Dataset records:
------------------------------
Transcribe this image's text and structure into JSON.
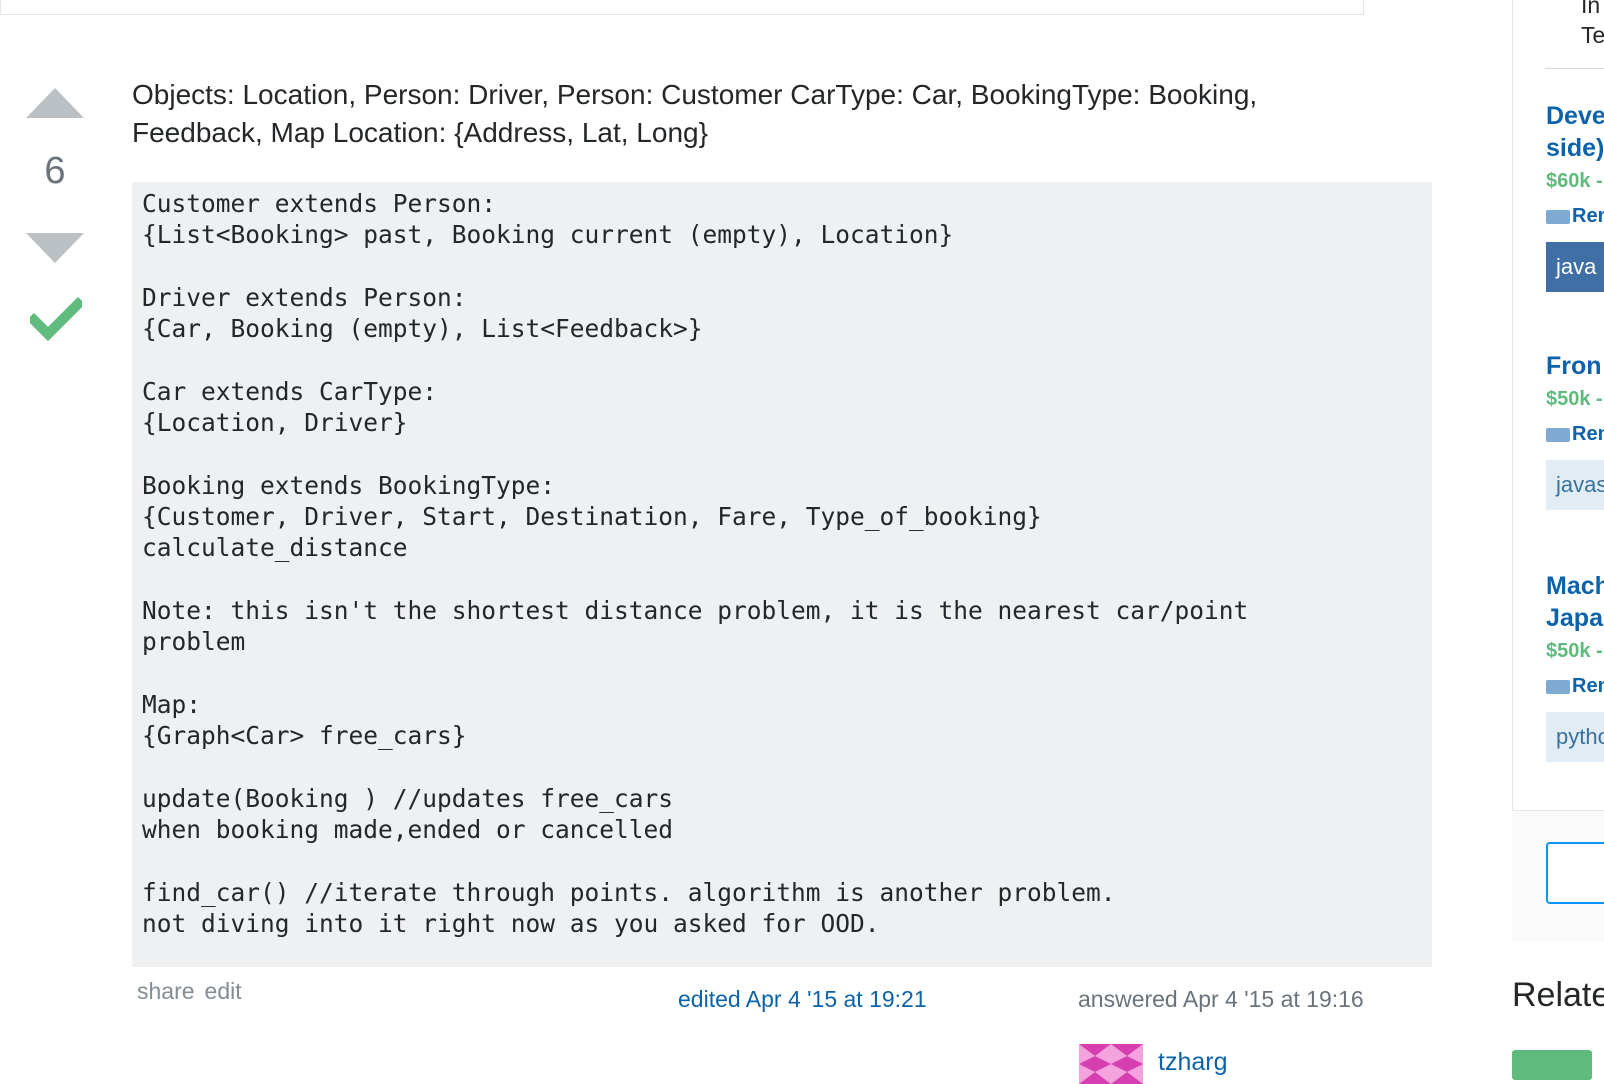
{
  "vote": {
    "count": "6"
  },
  "post": {
    "text": "Objects: Location, Person: Driver, Person: Customer CarType: Car, BookingType: Booking, Feedback, Map Location: {Address, Lat, Long}",
    "code": "Customer extends Person:\n{List<Booking> past, Booking current (empty), Location}\n\nDriver extends Person:\n{Car, Booking (empty), List<Feedback>}\n\nCar extends CarType:\n{Location, Driver}\n\nBooking extends BookingType:\n{Customer, Driver, Start, Destination, Fare, Type_of_booking}\ncalculate_distance\n\nNote: this isn't the shortest distance problem, it is the nearest car/point\nproblem\n\nMap:\n{Graph<Car> free_cars}\n\nupdate(Booking ) //updates free_cars\nwhen booking made,ended or cancelled\n\nfind_car() //iterate through points. algorithm is another problem.\nnot diving into it right now as you asked for OOD."
  },
  "menu": {
    "share": "share",
    "edit": "edit"
  },
  "signature": {
    "edited": "edited Apr 4 '15 at 19:21",
    "answered": "answered Apr 4 '15 at 19:16",
    "user": "tzharg"
  },
  "sidebar": {
    "top_text": "In\nTe",
    "jobs": [
      {
        "title": "Deve\nside)",
        "salary": "$60k -",
        "remote": "Rem",
        "tag": "java"
      },
      {
        "title": "Fron",
        "salary": "$50k -",
        "remote": "Rem",
        "tag": "javas"
      },
      {
        "title": "Mach\nJapa",
        "salary": "$50k -",
        "remote": "Rem",
        "tag": "pytho"
      }
    ],
    "related": "Related"
  },
  "colors": {
    "accepted": "#5eba7d",
    "link": "#0c63ab",
    "vote_arrow": "#bbc0c4",
    "code_bg": "#eff0f1"
  }
}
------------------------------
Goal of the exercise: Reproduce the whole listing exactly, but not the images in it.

Solution to the exercise:
Transcribe this image's text and structure into JSON.
{
  "vote": {
    "count": "6"
  },
  "post": {
    "text": "Objects: Location, Person: Driver, Person: Customer CarType: Car, BookingType: Booking, Feedback, Map Location: {Address, Lat, Long}",
    "code": "Customer extends Person:\n{List<Booking> past, Booking current (empty), Location}\n\nDriver extends Person:\n{Car, Booking (empty), List<Feedback>}\n\nCar extends CarType:\n{Location, Driver}\n\nBooking extends BookingType:\n{Customer, Driver, Start, Destination, Fare, Type_of_booking}\ncalculate_distance\n\nNote: this isn't the shortest distance problem, it is the nearest car/point\nproblem\n\nMap:\n{Graph<Car> free_cars}\n\nupdate(Booking ) //updates free_cars\nwhen booking made,ended or cancelled\n\nfind_car() //iterate through points. algorithm is another problem.\nnot diving into it right now as you asked for OOD."
  },
  "menu": {
    "share": "share",
    "edit": "edit"
  },
  "signature": {
    "edited": "edited Apr 4 '15 at 19:21",
    "answered": "answered Apr 4 '15 at 19:16",
    "user": "tzharg"
  },
  "sidebar": {
    "top_text": "In\nTe",
    "jobs": [
      {
        "title": "Deve\nside)",
        "salary": "$60k -",
        "remote": "Rem",
        "tag": "java"
      },
      {
        "title": "Fron",
        "salary": "$50k -",
        "remote": "Rem",
        "tag": "javas"
      },
      {
        "title": "Mach\nJapa",
        "salary": "$50k -",
        "remote": "Rem",
        "tag": "pytho"
      }
    ],
    "related": "Related"
  },
  "colors": {
    "accepted": "#5eba7d",
    "link": "#0c63ab",
    "vote_arrow": "#bbc0c4",
    "code_bg": "#eff0f1"
  }
}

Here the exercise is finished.